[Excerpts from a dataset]
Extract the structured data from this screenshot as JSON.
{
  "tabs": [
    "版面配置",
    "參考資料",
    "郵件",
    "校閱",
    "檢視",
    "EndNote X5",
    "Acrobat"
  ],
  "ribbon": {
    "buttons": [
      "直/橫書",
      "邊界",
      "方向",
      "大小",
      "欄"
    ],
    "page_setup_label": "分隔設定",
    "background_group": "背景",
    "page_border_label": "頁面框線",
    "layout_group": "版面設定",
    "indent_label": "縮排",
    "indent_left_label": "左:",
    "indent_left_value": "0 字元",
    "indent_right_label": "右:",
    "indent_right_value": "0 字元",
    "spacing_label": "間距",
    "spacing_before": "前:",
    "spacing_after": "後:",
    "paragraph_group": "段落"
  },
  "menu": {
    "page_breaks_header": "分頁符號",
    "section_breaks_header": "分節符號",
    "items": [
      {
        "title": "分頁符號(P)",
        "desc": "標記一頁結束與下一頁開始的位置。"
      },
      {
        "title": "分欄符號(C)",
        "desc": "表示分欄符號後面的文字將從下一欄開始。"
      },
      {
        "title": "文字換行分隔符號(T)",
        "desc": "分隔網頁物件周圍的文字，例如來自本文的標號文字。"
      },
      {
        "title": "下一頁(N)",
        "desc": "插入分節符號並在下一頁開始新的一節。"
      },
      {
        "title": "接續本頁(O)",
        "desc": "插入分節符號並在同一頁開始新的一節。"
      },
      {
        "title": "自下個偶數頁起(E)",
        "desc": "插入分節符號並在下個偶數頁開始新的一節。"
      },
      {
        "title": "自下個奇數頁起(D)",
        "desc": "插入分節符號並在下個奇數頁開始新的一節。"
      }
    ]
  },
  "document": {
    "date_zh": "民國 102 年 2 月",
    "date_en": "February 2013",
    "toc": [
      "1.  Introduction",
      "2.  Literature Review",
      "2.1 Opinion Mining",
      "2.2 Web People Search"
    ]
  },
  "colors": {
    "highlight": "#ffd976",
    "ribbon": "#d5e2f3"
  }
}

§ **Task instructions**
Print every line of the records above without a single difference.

§ **Your response**
Extract the structured data from this screenshot as JSON.
{
  "tabs": [
    "版面配置",
    "參考資料",
    "郵件",
    "校閱",
    "檢視",
    "EndNote X5",
    "Acrobat"
  ],
  "ribbon": {
    "buttons": [
      "直/橫書",
      "邊界",
      "方向",
      "大小",
      "欄"
    ],
    "page_setup_label": "分隔設定",
    "background_group": "背景",
    "page_border_label": "頁面框線",
    "layout_group": "版面設定",
    "indent_label": "縮排",
    "indent_left_label": "左:",
    "indent_left_value": "0 字元",
    "indent_right_label": "右:",
    "indent_right_value": "0 字元",
    "spacing_label": "間距",
    "spacing_before": "前:",
    "spacing_after": "後:",
    "paragraph_group": "段落"
  },
  "menu": {
    "page_breaks_header": "分頁符號",
    "section_breaks_header": "分節符號",
    "items": [
      {
        "title": "分頁符號(P)",
        "desc": "標記一頁結束與下一頁開始的位置。"
      },
      {
        "title": "分欄符號(C)",
        "desc": "表示分欄符號後面的文字將從下一欄開始。"
      },
      {
        "title": "文字換行分隔符號(T)",
        "desc": "分隔網頁物件周圍的文字，例如來自本文的標號文字。"
      },
      {
        "title": "下一頁(N)",
        "desc": "插入分節符號並在下一頁開始新的一節。"
      },
      {
        "title": "接續本頁(O)",
        "desc": "插入分節符號並在同一頁開始新的一節。"
      },
      {
        "title": "自下個偶數頁起(E)",
        "desc": "插入分節符號並在下個偶數頁開始新的一節。"
      },
      {
        "title": "自下個奇數頁起(D)",
        "desc": "插入分節符號並在下個奇數頁開始新的一節。"
      }
    ]
  },
  "document": {
    "date_zh": "民國 102 年 2 月",
    "date_en": "February 2013",
    "toc": [
      "1.  Introduction",
      "2.  Literature Review",
      "2.1 Opinion Mining",
      "2.2 Web People Search"
    ]
  },
  "colors": {
    "highlight": "#ffd976",
    "ribbon": "#d5e2f3"
  }
}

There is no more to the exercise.